Institute of Development Policy and Management
Development processes, actors and policies
2016Oxford :Oxford University Press, 2016
The international journal of transitional justice. - Oxford, 2007, currens
10(2016):3, p. 516-526
University of Antwerp

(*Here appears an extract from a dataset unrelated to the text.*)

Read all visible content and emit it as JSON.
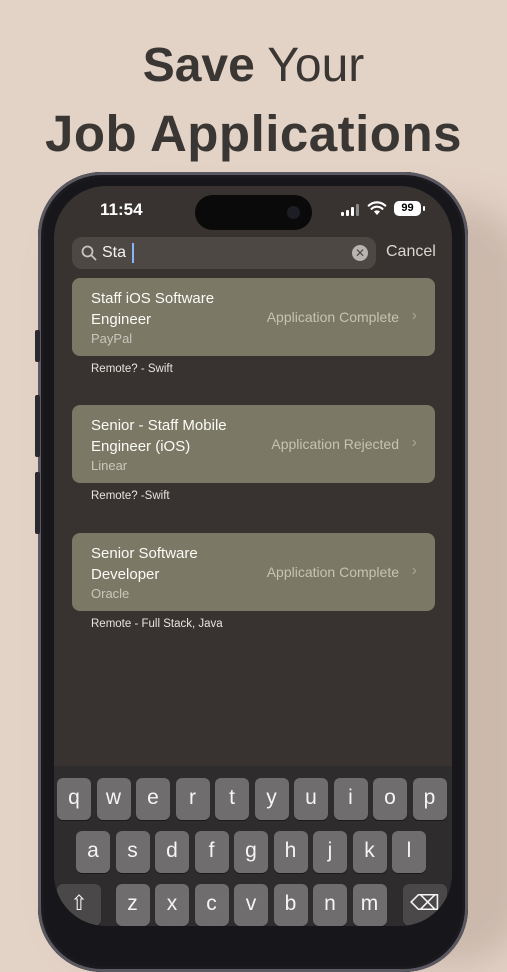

To enhance the inclusiveness of Burundis political dialogue, Ugandan president and East African Community mediator Yoweri Museveni suggested granting temporary immunity to Burundian opponents living in exile, some of whom are wanted by the government for their participation in the May 2015 failed military coup attempt. While from a short-term 10 conflict-settlement perspective this is a valuable suggestion, an analysis of Burundis previous experience with temporary immunities reveals some longer-term perverse effects. First, temporary immunity turned out to be anything but temporary. Secondly, it created an incentive structure that discouraged Burundis elites from launching a transitional justice process. Thirdly, despite its initial purpose, it benefited both insurgents and incumbents. 15 Fourthly, temporary immunity offered more than mere immunity to its beneficiaries. Finally, it was a stepping stone towards long-lasting impunity for human rights atrocities. Unless lessons are learned from the past, there is reason to fear that the repeated and once more internationally legitimized use of temporary immunity reproduces the same perverse effects. Burundis past use of temporary immunity, an integral part of its larger 20 and initially seemingly successful experiment of peace without truth and accountability, thus casts a dark warning shadow over Musevenis proposal. KEYWORDS: Burundi, conflict, mediation, temporary immunity, impunity.